(SOURCE MATERIAL)

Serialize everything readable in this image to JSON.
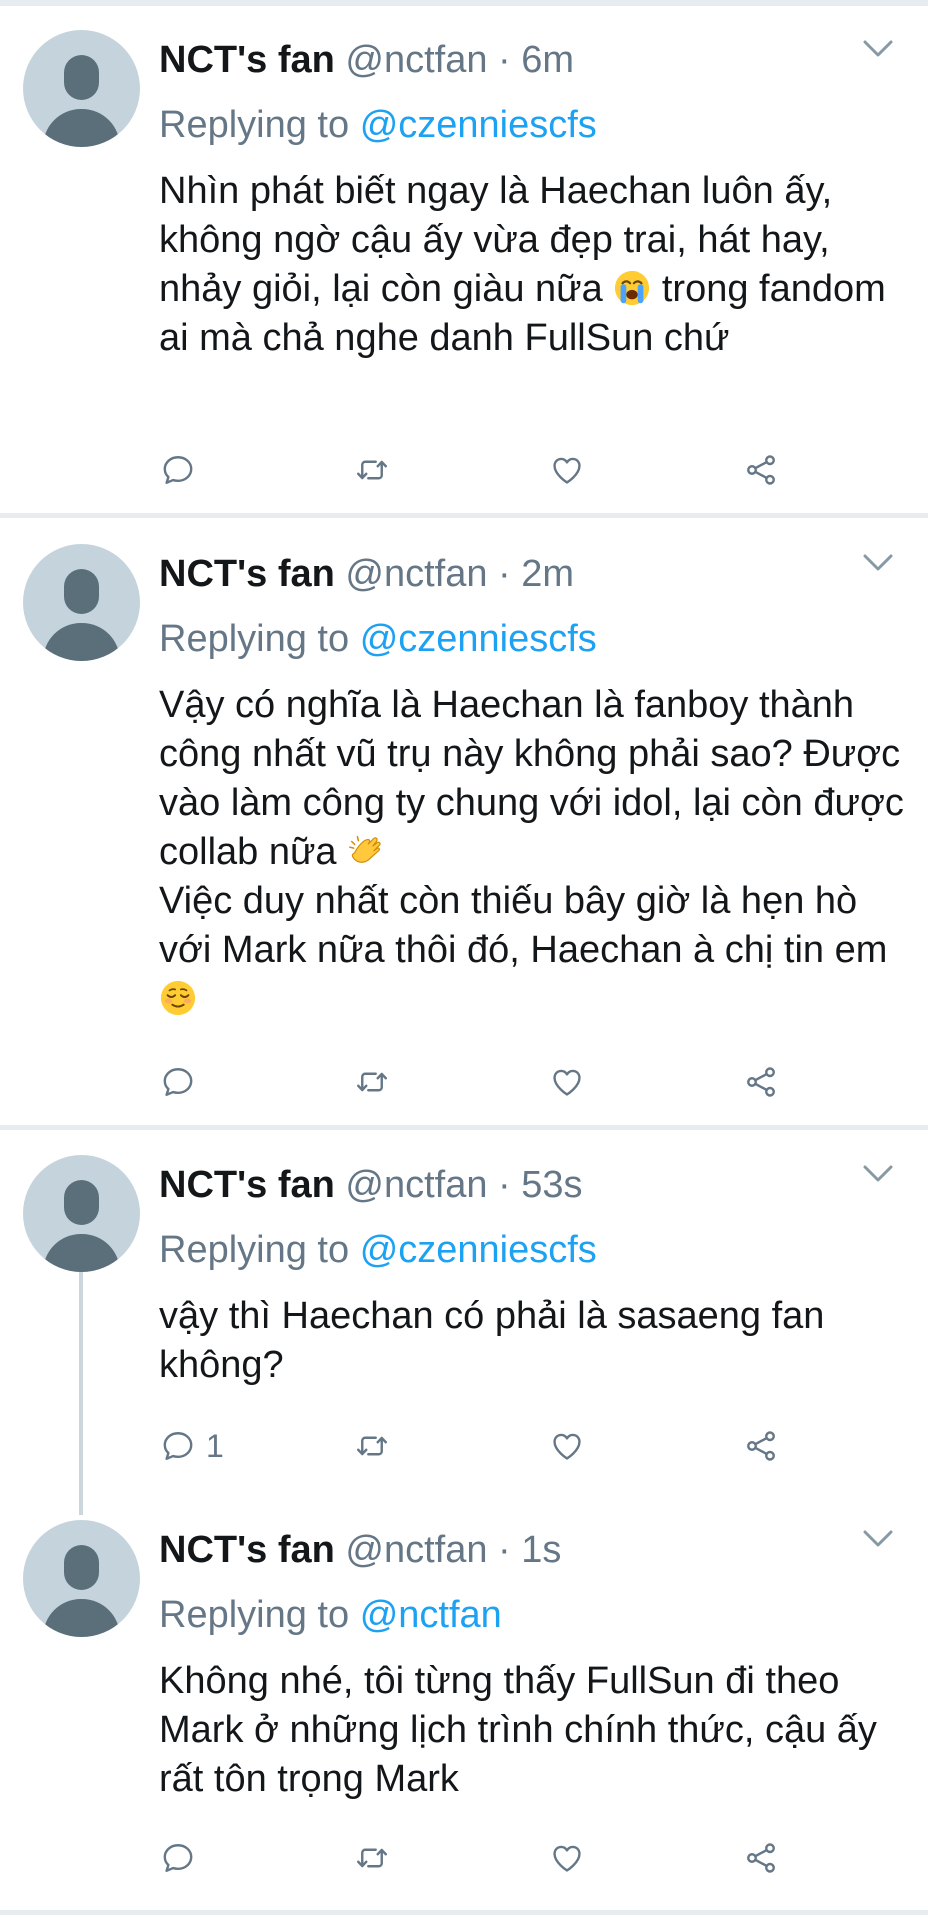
{
  "colors": {
    "accent": "#1da1f2",
    "text": "#14171a",
    "muted": "#657786",
    "separator": "#e6ecf0",
    "avatar_bg": "#c5d4dc",
    "avatar_fg": "#5b6f7a"
  },
  "tweets": [
    {
      "name": "NCT's fan",
      "handle": "@nctfan",
      "dot": "·",
      "time": "6m",
      "reply_prefix": "Replying to",
      "reply_to": "@czenniescfs",
      "lines": [
        "Nhìn phát biết ngay là Haechan luôn ấy, không ngờ cậu ấy vừa đẹp trai, hát hay, nhảy giỏi, lại còn giàu nữa",
        "trong fandom ai mà chả nghe danh FullSun chứ"
      ],
      "emoji": "loudly-crying-face-icon",
      "reply_count": ""
    },
    {
      "name": "NCT's fan",
      "handle": "@nctfan",
      "dot": "·",
      "time": "2m",
      "reply_prefix": "Replying to",
      "reply_to": "@czenniescfs",
      "lines": [
        "Vậy có nghĩa là Haechan là fanboy thành công nhất vũ trụ này không phải sao? Được vào làm công ty chung với idol, lại còn được collab nữa",
        "Việc duy nhất còn thiếu bây giờ là hẹn hò với Mark nữa thôi đó, Haechan à chị tin em"
      ],
      "emoji": "clapping-hands-icon",
      "emoji2": "relieved-face-icon",
      "reply_count": ""
    },
    {
      "name": "NCT's fan",
      "handle": "@nctfan",
      "dot": "·",
      "time": "53s",
      "reply_prefix": "Replying to",
      "reply_to": "@czenniescfs",
      "lines": [
        "vậy thì Haechan có phải là sasaeng fan không?"
      ],
      "reply_count": "1"
    },
    {
      "name": "NCT's fan",
      "handle": "@nctfan",
      "dot": "·",
      "time": "1s",
      "reply_prefix": "Replying to",
      "reply_to": "@nctfan",
      "lines": [
        "Không nhé, tôi từng thấy FullSun đi theo Mark ở những lịch trình chính thức, cậu ấy rất tôn trọng Mark"
      ],
      "reply_count": ""
    }
  ],
  "action_icons": [
    "reply-icon",
    "retweet-icon",
    "like-icon",
    "share-icon"
  ]
}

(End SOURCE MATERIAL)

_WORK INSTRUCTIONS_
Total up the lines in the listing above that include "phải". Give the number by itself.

_RESPONSE TO THE TASK_
2